To do: Type out all the records word for word. Any pictures are to be left out.

[Opening Data listing section]

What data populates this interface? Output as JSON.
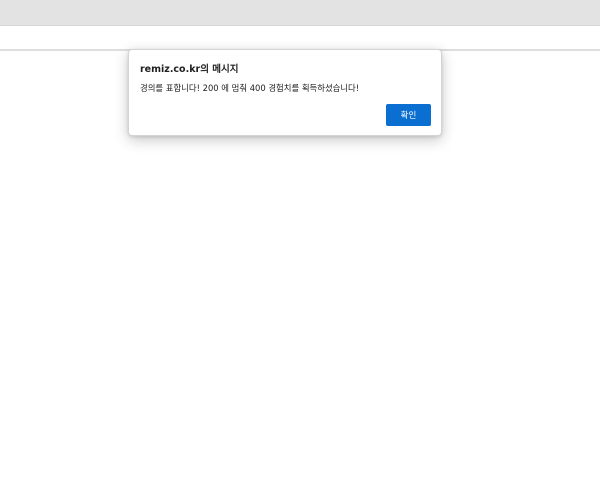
{
  "dialog": {
    "title": "remiz.co.kr의 메시지",
    "message": "경의를 표합니다! 200 에 멈춰 400 경험치를 획득하셨습니다!",
    "ok_label": "확인"
  },
  "colors": {
    "ok_button": "#0a6fd0",
    "browser_top": "#e3e3e3"
  }
}
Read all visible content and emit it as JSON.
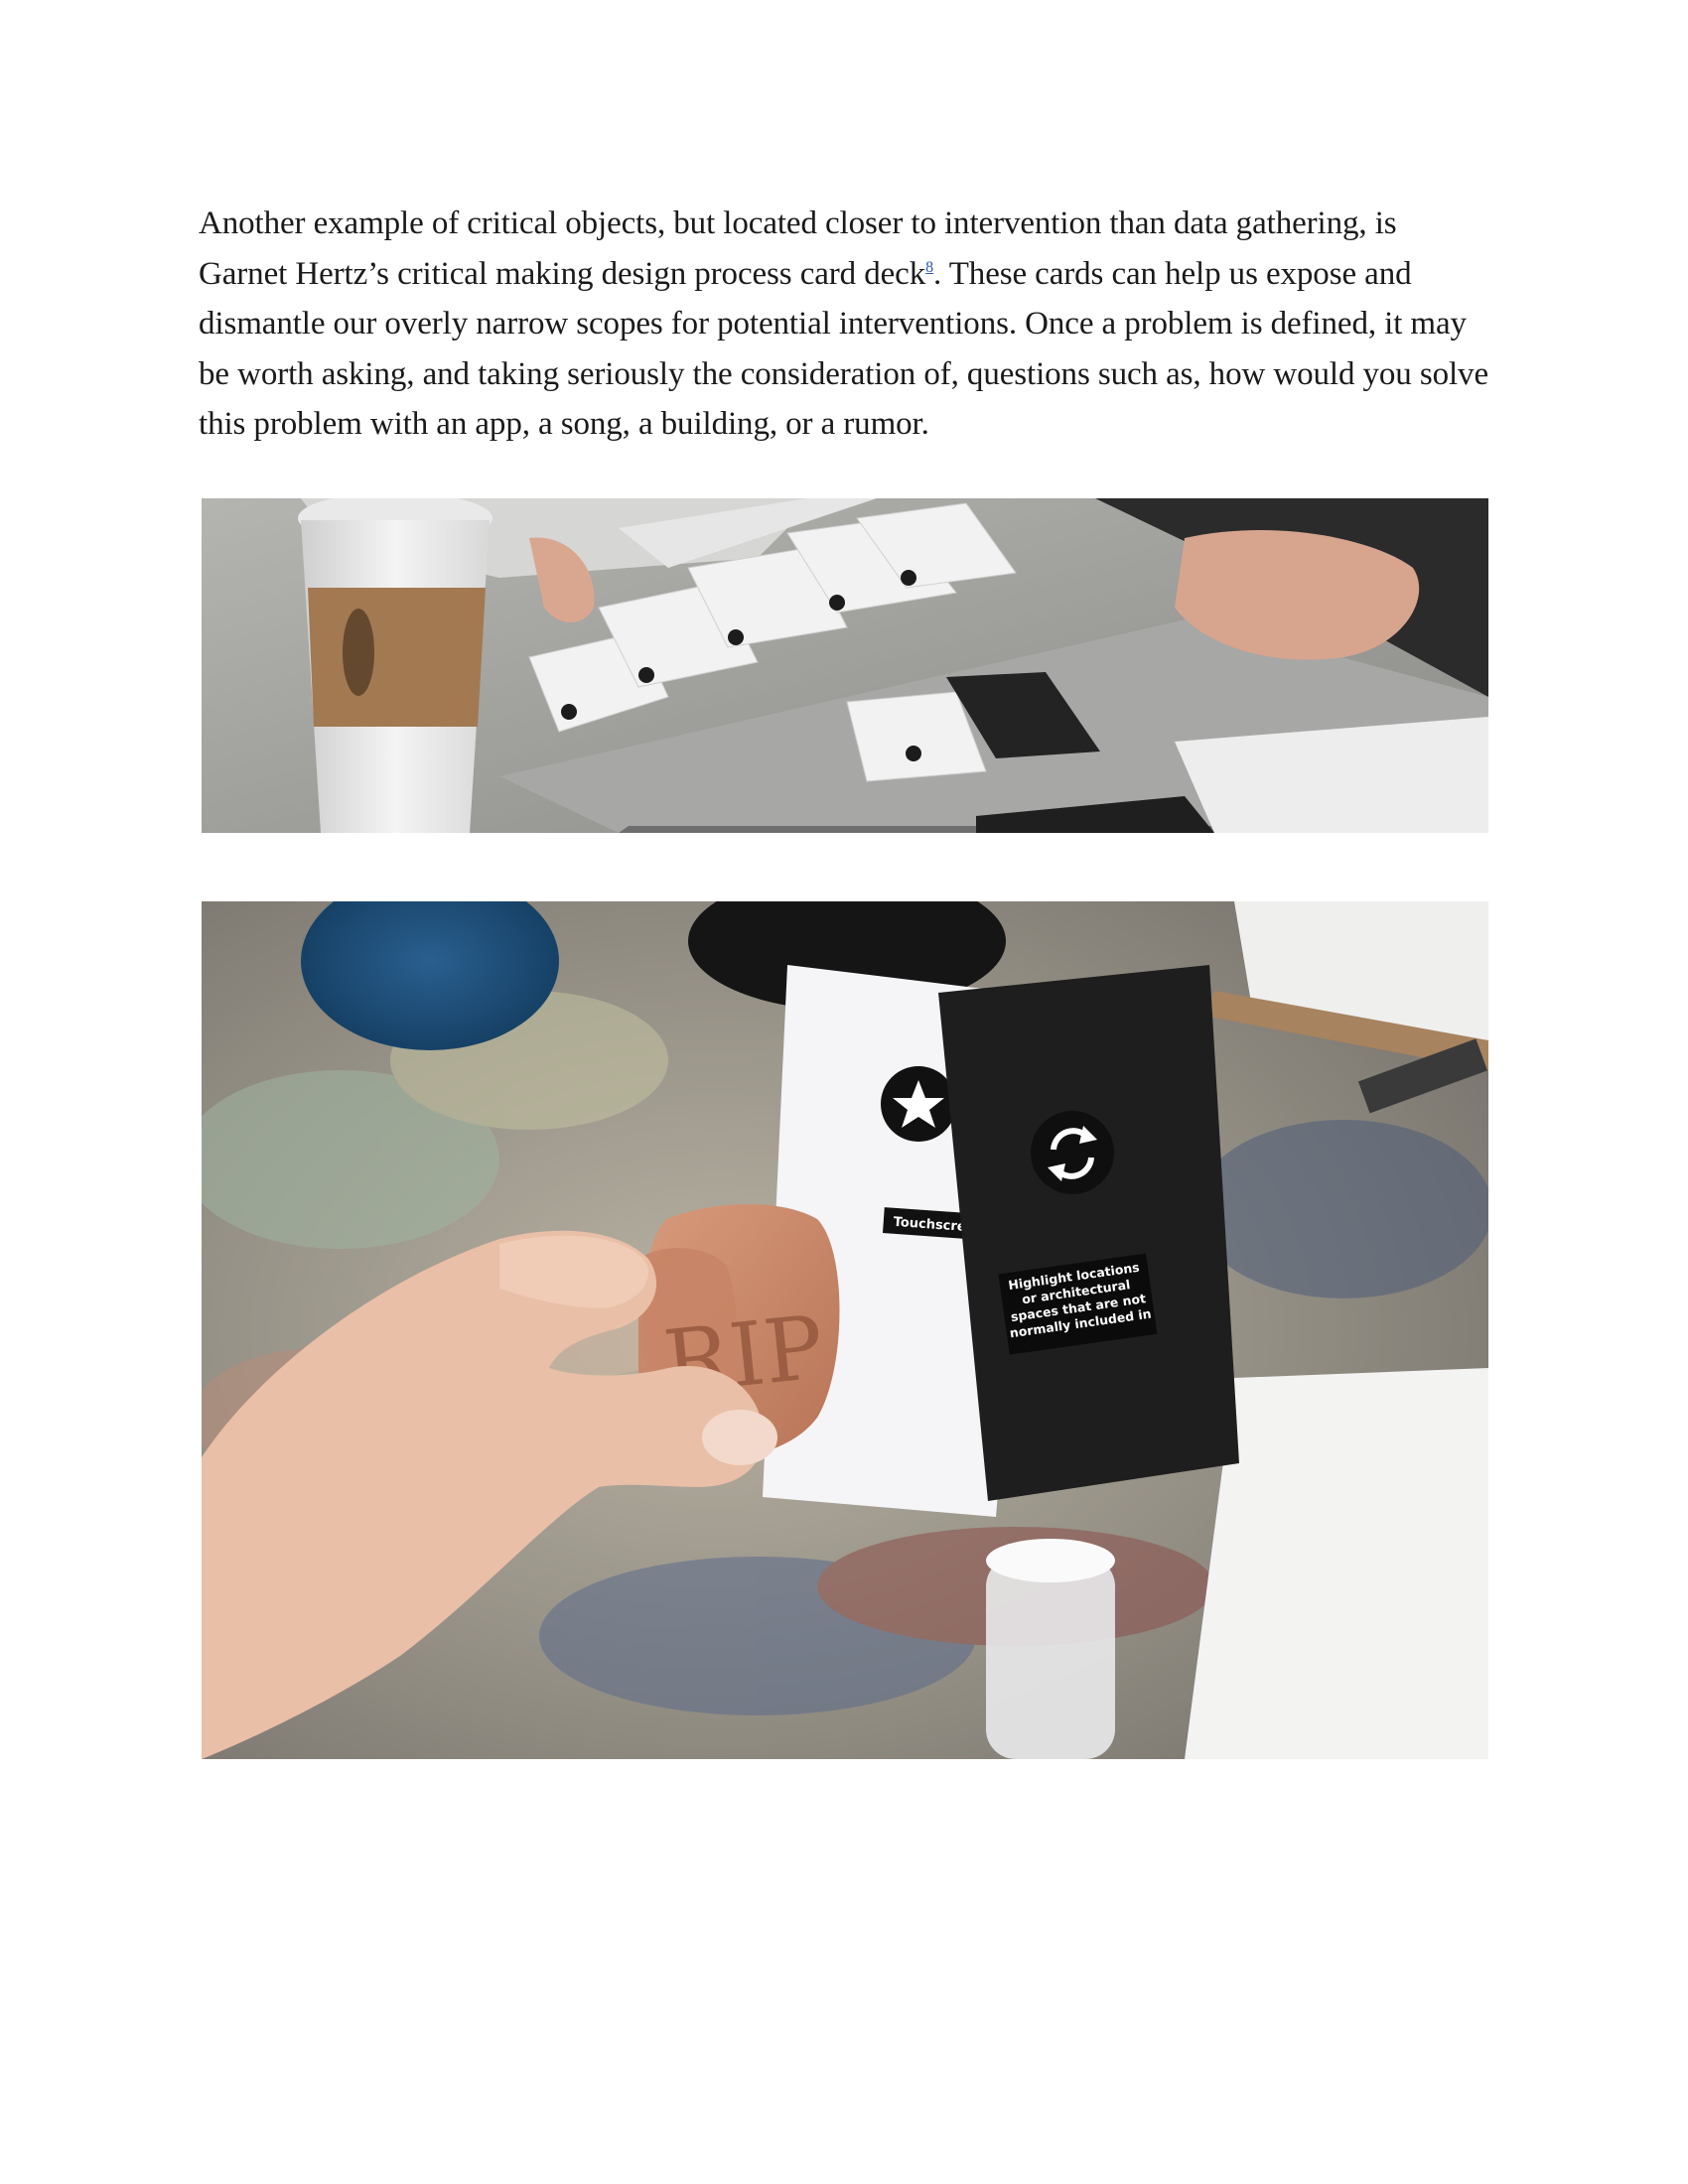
{
  "document": {
    "paragraph": {
      "text_before_ref": "Another example of critical objects, but located closer to intervention than data gathering, is Garnet Hertz’s critical making design process card deck",
      "footnote_ref": "8",
      "text_after_ref": ". These cards can help us expose and dismantle our overly narrow scopes for potential interventions. Once a problem is defined, it may be worth asking, and taking seriously the consideration of, questions such as, how would you solve this problem with an app, a song, a building, or a rumor."
    },
    "photo2": {
      "white_card_label": "Touchscreen",
      "black_card_text": [
        "Highlight locations",
        "or architectural",
        "spaces that are not",
        "normally included in"
      ],
      "clay_text": "RIP"
    }
  },
  "colors": {
    "text": "#1a1a1a",
    "footnote_link": "#2b5aa8",
    "black_card": "#1e1e1e",
    "clay": "#c98a6c"
  },
  "icons": [
    "star-icon",
    "refresh-icon"
  ]
}
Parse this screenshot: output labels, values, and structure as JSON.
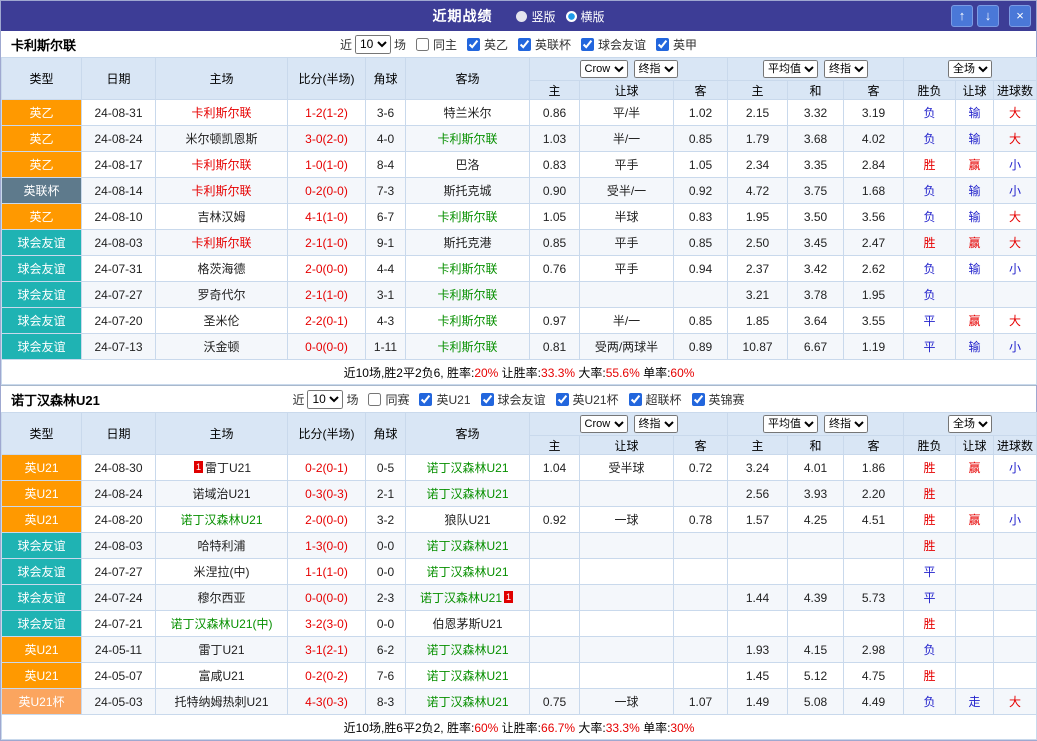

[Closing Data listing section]

Result of this task:
What data populates this interface? Output as JSON.
{
  "dialog": {
    "title": "remiz.co.kr의 메시지",
    "message": "경의를 표합니다! 200 에 멈춰 400 경험치를 획득하셨습니다!",
    "ok_label": "확인"
  },
  "colors": {
    "ok_button": "#0a6fd0",
    "browser_top": "#e3e3e3"
  }
}
Read all visible content and emit it as JSON.
{
  "document": {
    "paragraph": {
      "text_before_ref": "Another example of critical objects, but located closer to intervention than data gathering, is Garnet Hertz’s critical making design process card deck",
      "footnote_ref": "8",
      "text_after_ref": ". These cards can help us expose and dismantle our overly narrow scopes for potential interventions. Once a problem is defined, it may be worth asking, and taking seriously the consideration of, questions such as, how would you solve this problem with an app, a song, a building, or a rumor."
    },
    "photo2": {
      "white_card_label": "Touchscreen",
      "black_card_text": [
        "Highlight locations",
        "or architectural",
        "spaces that are not",
        "normally included in"
      ],
      "clay_text": "RIP"
    }
  },
  "colors": {
    "text": "#1a1a1a",
    "footnote_link": "#2b5aa8",
    "black_card": "#1e1e1e",
    "clay": "#c98a6c"
  },
  "icons": [
    "star-icon",
    "refresh-icon"
  ]
}
Parse this screenshot: output labels, values, and structure as JSON.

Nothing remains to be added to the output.